P.S. I am told that I need to see the movie, because they "fix" the ending. I will report back when I do.

3 comments:

garrett said...

Hi Robby. We don't know each other, but you commented on my blog once. I think you know one of my friends. Jason, or Haley, or Robin... or all of them? Anyway, you asked for an assembly of English majors, so I'm just checking in. I swear I'm not a stalker.

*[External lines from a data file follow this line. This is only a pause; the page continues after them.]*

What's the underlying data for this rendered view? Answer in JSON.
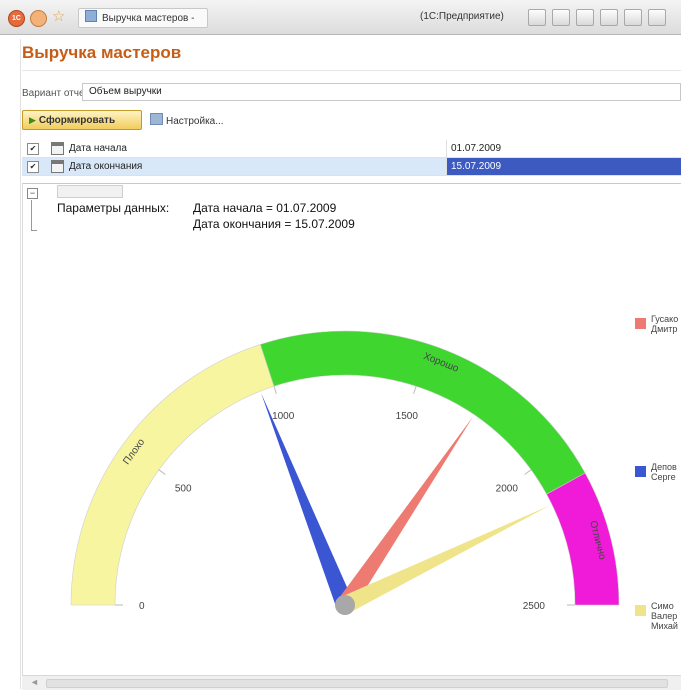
{
  "window": {
    "tab_title": "Выручка мастеров -",
    "app_name": "(1С:Предприятие)",
    "logo_text": "1С"
  },
  "report": {
    "title": "Выручка мастеров",
    "variant_label": "Вариант отчета:",
    "variant_value": "Объем выручки",
    "generate_label": "Сформировать",
    "settings_label": "Настройка..."
  },
  "params": [
    {
      "checked": true,
      "label": "Дата начала",
      "value": "01.07.2009",
      "selected": false
    },
    {
      "checked": true,
      "label": "Дата окончания",
      "value": "15.07.2009",
      "selected": true
    }
  ],
  "output": {
    "params_caption": "Параметры данных:",
    "params_line1": "Дата начала = 01.07.2009",
    "params_line2": "Дата окончания = 15.07.2009"
  },
  "chart_data": {
    "type": "gauge",
    "min": 0,
    "max": 2500,
    "ticks": [
      0,
      500,
      1000,
      1500,
      2000,
      2500
    ],
    "zones": [
      {
        "label": "Плохо",
        "from": 0,
        "to": 1000,
        "color": "#f7f5a0"
      },
      {
        "label": "Хорошо",
        "from": 1000,
        "to": 2100,
        "color": "#3fd62f"
      },
      {
        "label": "Отлично",
        "from": 2100,
        "to": 2500,
        "color": "#f01bd8"
      }
    ],
    "series": [
      {
        "name": "Гусако\nДмитр",
        "value": 950,
        "color": "#3b56d3"
      },
      {
        "name": "Депов\nСерге",
        "value": 1725,
        "color": "#ee7b72"
      },
      {
        "name": "Симо\nВалер\nМихай",
        "value": 2140,
        "color": "#f0e48a"
      }
    ]
  }
}
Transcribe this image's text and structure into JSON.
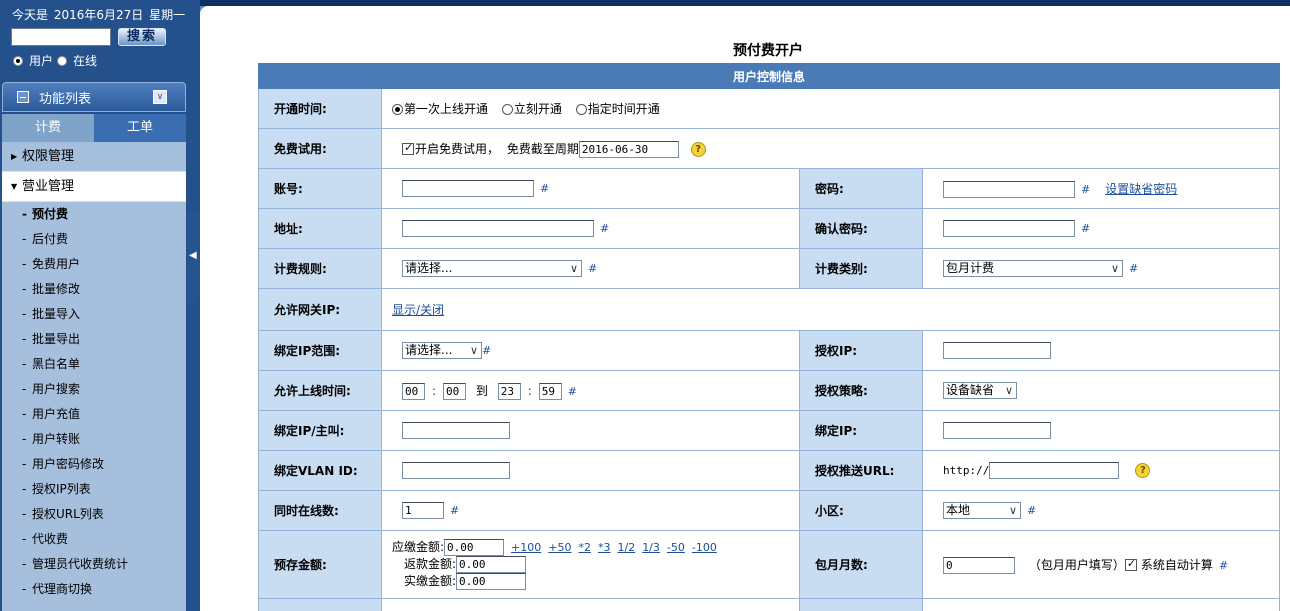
{
  "header": {
    "today_prefix": "今天是",
    "date": "2016年6月27日",
    "weekday": "星期一"
  },
  "search": {
    "button": "搜索",
    "options": [
      "用户",
      "在线"
    ],
    "selected": "用户"
  },
  "sidebar": {
    "title": "功能列表",
    "tabs": [
      "计费",
      "工单"
    ],
    "groups": [
      {
        "label": "权限管理",
        "open": false
      },
      {
        "label": "营业管理",
        "open": true
      }
    ],
    "items": [
      "预付费",
      "后付费",
      "免费用户",
      "批量修改",
      "批量导入",
      "批量导出",
      "黑白名单",
      "用户搜索",
      "用户充值",
      "用户转账",
      "用户密码修改",
      "授权IP列表",
      "授权URL列表",
      "代收费",
      "管理员代收费统计",
      "代理商切换"
    ],
    "active_item": "预付费"
  },
  "page": {
    "title": "预付费开户",
    "section": "用户控制信息"
  },
  "form": {
    "open_time": {
      "label": "开通时间:",
      "options": [
        "第一次上线开通",
        "立刻开通",
        "指定时间开通"
      ],
      "selected": "第一次上线开通"
    },
    "free_trial": {
      "label": "免费试用:",
      "checkbox_text": "开启免费试用，",
      "until_text": "免费截至周期",
      "date": "2016-06-30"
    },
    "account": {
      "label": "账号:",
      "hash": "#"
    },
    "password": {
      "label": "密码:",
      "hash": "#",
      "link": "设置缺省密码"
    },
    "address": {
      "label": "地址:",
      "hash": "#"
    },
    "confirm_password": {
      "label": "确认密码:",
      "hash": "#"
    },
    "billing_rule": {
      "label": "计费规则:",
      "value": "请选择...",
      "hash": "#"
    },
    "billing_type": {
      "label": "计费类别:",
      "value": "包月计费",
      "hash": "#"
    },
    "gateway_ip": {
      "label": "允许网关IP:",
      "link": "显示/关闭"
    },
    "bind_ip_range": {
      "label": "绑定IP范围:",
      "value": "请选择...",
      "hash": "#"
    },
    "auth_ip": {
      "label": "授权IP:"
    },
    "online_time": {
      "label": "允许上线时间:",
      "from_h": "00",
      "from_m": "00",
      "to_word": "到",
      "to_h": "23",
      "to_m": "59",
      "colon": ":",
      "hash": "#"
    },
    "auth_policy": {
      "label": "授权策略:",
      "value": "设备缺省"
    },
    "bind_ip_host": {
      "label": "绑定IP/主叫:"
    },
    "bind_ip": {
      "label": "绑定IP:"
    },
    "bind_vlan": {
      "label": "绑定VLAN ID:"
    },
    "auth_push_url": {
      "label": "授权推送URL:",
      "prefix": "http://"
    },
    "concurrent": {
      "label": "同时在线数:",
      "value": "1",
      "hash": "#"
    },
    "district": {
      "label": "小区:",
      "value": "本地",
      "hash": "#"
    },
    "prepaid": {
      "label": "预存金额:",
      "due_label": "应缴金额:",
      "due": "0.00",
      "quick": [
        "+100",
        "+50",
        "*2",
        "*3",
        "1/2",
        "1/3",
        "-50",
        "-100"
      ],
      "refund_label": "返款金额:",
      "refund": "0.00",
      "paid_label": "实缴金额:",
      "paid": "0.00"
    },
    "months": {
      "label": "包月月数:",
      "value": "0",
      "note": "（包月用户填写）",
      "auto_text": "系统自动计算",
      "hash": "#"
    }
  }
}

First, I'm not a literature major, so I'm not able to give any historical literary references to the "everyone's behavior is predictable so I can plan in advance" literary device, but I can tell you something about the illusion of asymmetrical insight. Basically, this theory shows that most people think they themselves are very layered and have a lot of depth. They believe they have experiences and thoughts that don't fit in a mold. They think that even their close friends don't really know all there is to know about them, but at the same time, they think they know everyone else very well. They have the attitude of, "While I know I am a complex person with complex ideas, I know my friends very well, and they're not as complex. I can tell what they'd do in a situation before they do it. I know them better than they know me. Maybe even better than they know themselves."

So first, kudos to you for actually believing that people aren't that predictable. I think that shows an understanding that other people have depth, and that you appreciate that they might be more complex than any stereotype they might fit in with. Second, I think the issue in books and movies comes back to this idea that "everyone else isn't as deep and complex as me." Book authors and screen writers use this idea that we can fit everyone into a mold and based on what we know about them, we can predict what they will do in a given situation, and use it as a plot device, because everyone already thinks they can do the same with the people they know. No one really fits in any mold very well, and only people who see that understand that this plot device isn't plausible.

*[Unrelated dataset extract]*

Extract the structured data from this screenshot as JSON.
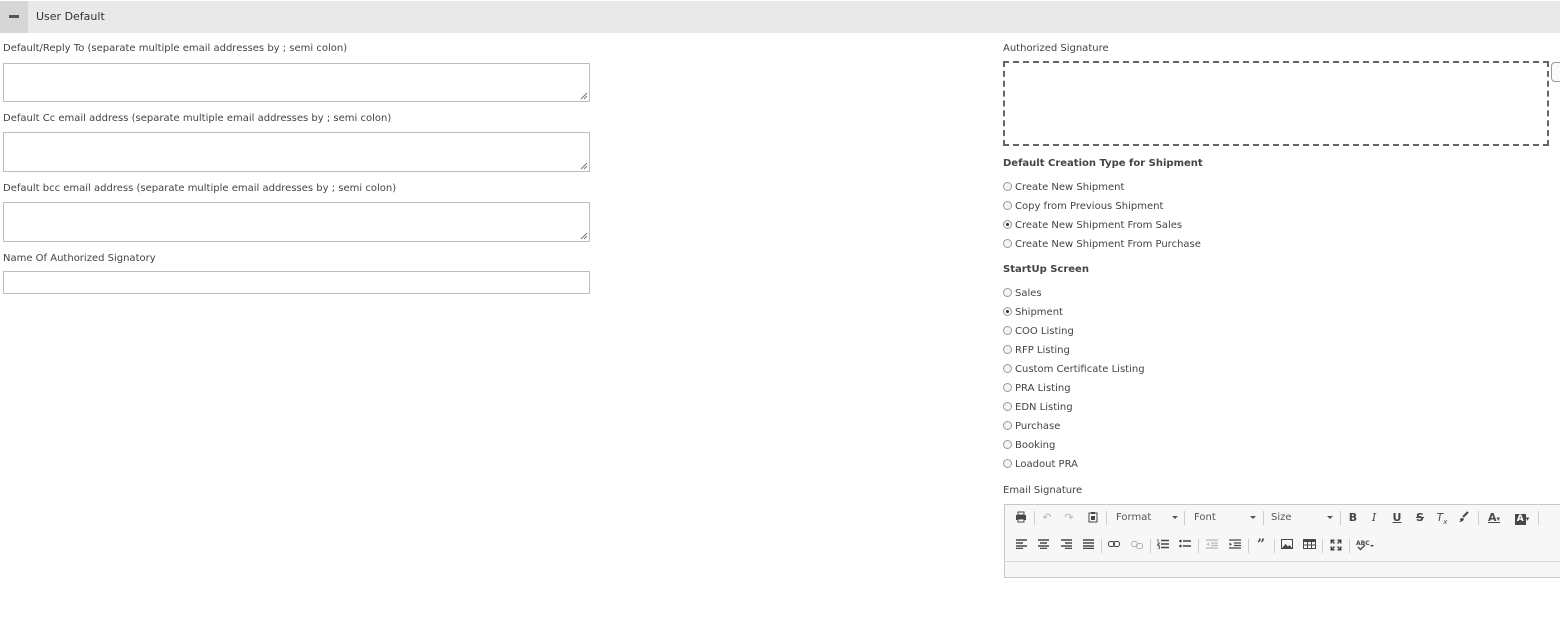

So there's my two cents. From a guy you don't know, who started reading your blog because you made a comment on his, and you looked (or read) like someone who he would find interesting. Again, I swear I'm not a stalker.

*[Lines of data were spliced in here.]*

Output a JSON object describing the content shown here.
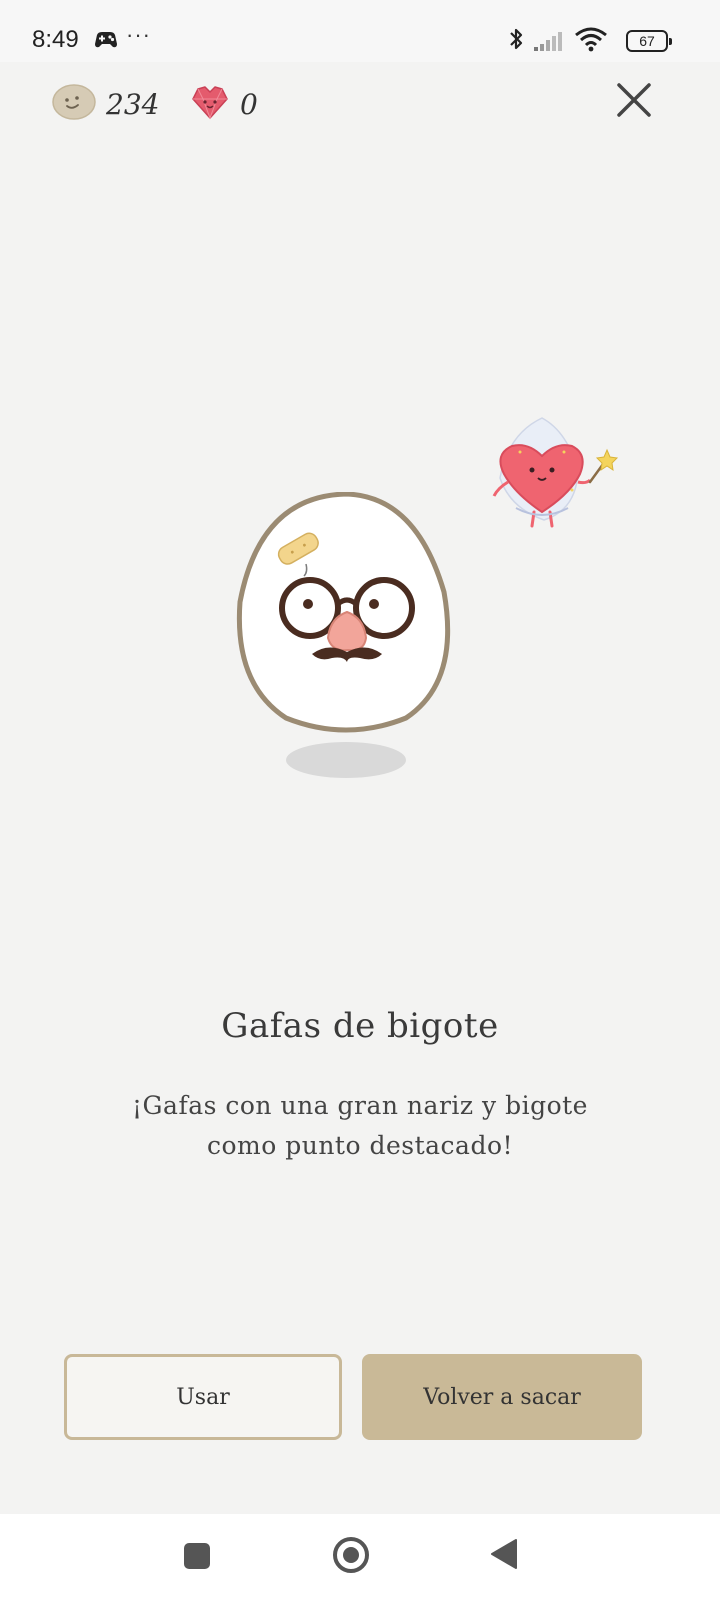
{
  "status_bar": {
    "time": "8:49",
    "dots": "···",
    "battery": "67",
    "icons": [
      "game-controller-icon",
      "bluetooth-icon",
      "signal-icon",
      "wifi-icon",
      "battery-icon"
    ]
  },
  "header": {
    "coins": "234",
    "gems": "0",
    "icons": [
      "coin-icon",
      "gem-heart-icon",
      "close-icon"
    ]
  },
  "item": {
    "title": "Gafas de bigote",
    "description": "¡Gafas con una gran nariz y bigote como punto destacado!"
  },
  "actions": {
    "use_label": "Usar",
    "redraw_label": "Volver a sacar"
  },
  "nav": {
    "icons": [
      "recents-square-icon",
      "home-circle-icon",
      "back-triangle-icon"
    ]
  },
  "colors": {
    "background": "#f3f3f2",
    "accent": "#c9b997",
    "egg_outline": "#9b8b73",
    "gem": "#e45b6d"
  }
}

Robby Spratt said...

Garrett, thanks for answering my assembly call!
Yeah, I do know all three of those people. They are some of my favorites!
Thanks for the info on the illusion of asymmetrical insight, that was really interesting, and exactly what I was trying to describe from movies and literature. What is your education in? I am curious where that theory comes from.
You are absolutely right that this plot device isn't plausible. That's why it bugs me so bad when all of the events of an entire movie are based on this idea. It just wouldn't work.
Thanks for reading!

garrett said...

My education is in English with emphasis in technical and professional writing. But don't get me started on how much of a rip off my education was. The theory I learned from the all mighty internet. There's a site called YouAreNotSoSmart.com that I read now and then. The post about the illusion of asymmetrical insight struck a chord with me, I think. It comes up in all sorts of situations for me now.